● WHAT THE TASK REQUIRES
Filter the lines below, copying only those with the string "should".

● RECORDS TO USE
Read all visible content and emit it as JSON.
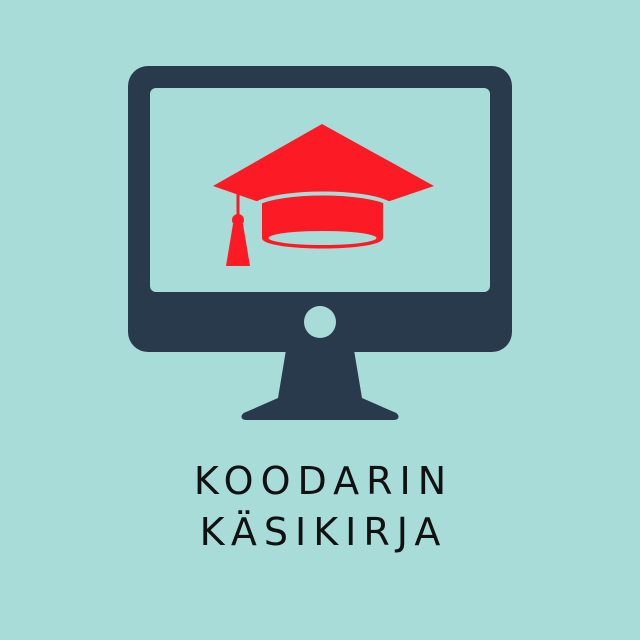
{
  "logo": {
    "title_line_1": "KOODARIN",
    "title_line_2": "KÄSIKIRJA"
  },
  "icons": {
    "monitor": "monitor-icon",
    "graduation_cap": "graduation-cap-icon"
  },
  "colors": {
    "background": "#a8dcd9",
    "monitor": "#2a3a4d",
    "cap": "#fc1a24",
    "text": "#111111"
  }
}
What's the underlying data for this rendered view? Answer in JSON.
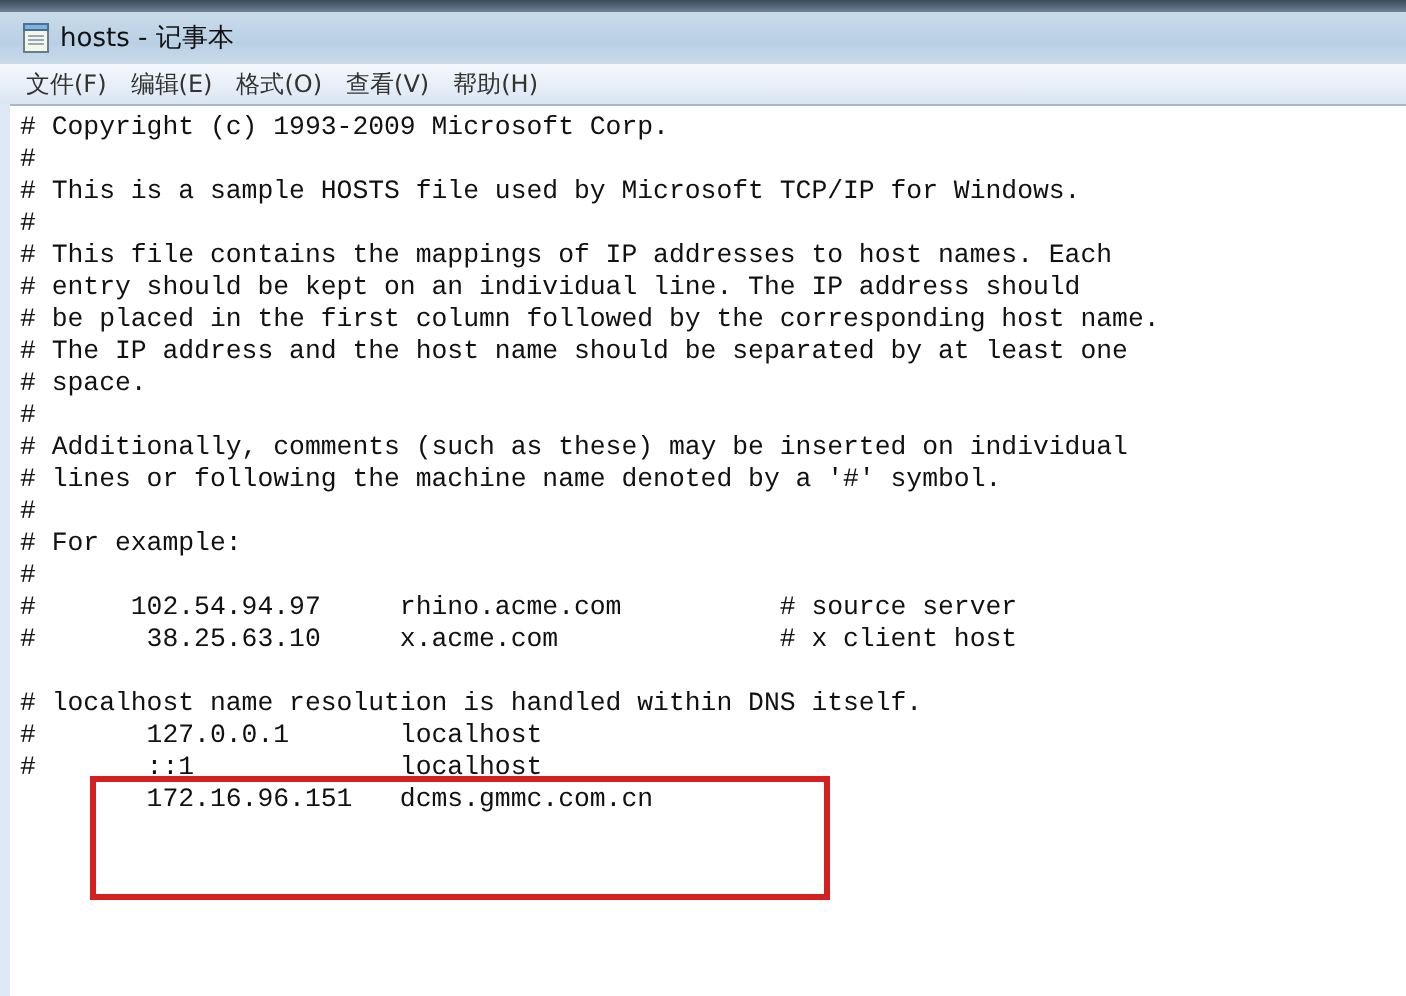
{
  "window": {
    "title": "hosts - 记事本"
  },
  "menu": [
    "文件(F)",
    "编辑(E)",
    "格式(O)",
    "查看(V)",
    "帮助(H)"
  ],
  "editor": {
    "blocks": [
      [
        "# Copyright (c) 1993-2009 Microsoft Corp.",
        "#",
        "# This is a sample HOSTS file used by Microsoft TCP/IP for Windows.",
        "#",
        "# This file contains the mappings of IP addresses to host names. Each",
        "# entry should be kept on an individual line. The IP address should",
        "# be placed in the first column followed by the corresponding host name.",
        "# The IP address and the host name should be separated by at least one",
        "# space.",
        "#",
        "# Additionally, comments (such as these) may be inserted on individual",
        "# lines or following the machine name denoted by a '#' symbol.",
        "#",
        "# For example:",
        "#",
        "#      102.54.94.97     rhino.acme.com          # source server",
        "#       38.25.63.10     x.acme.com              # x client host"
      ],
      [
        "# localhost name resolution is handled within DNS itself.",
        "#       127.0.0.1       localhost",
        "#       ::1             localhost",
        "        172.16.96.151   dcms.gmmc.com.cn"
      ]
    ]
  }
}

● REPLY
        "# entry should be kept on an individual line. The IP address should",
        "# The IP address and the host name should be separated by at least one",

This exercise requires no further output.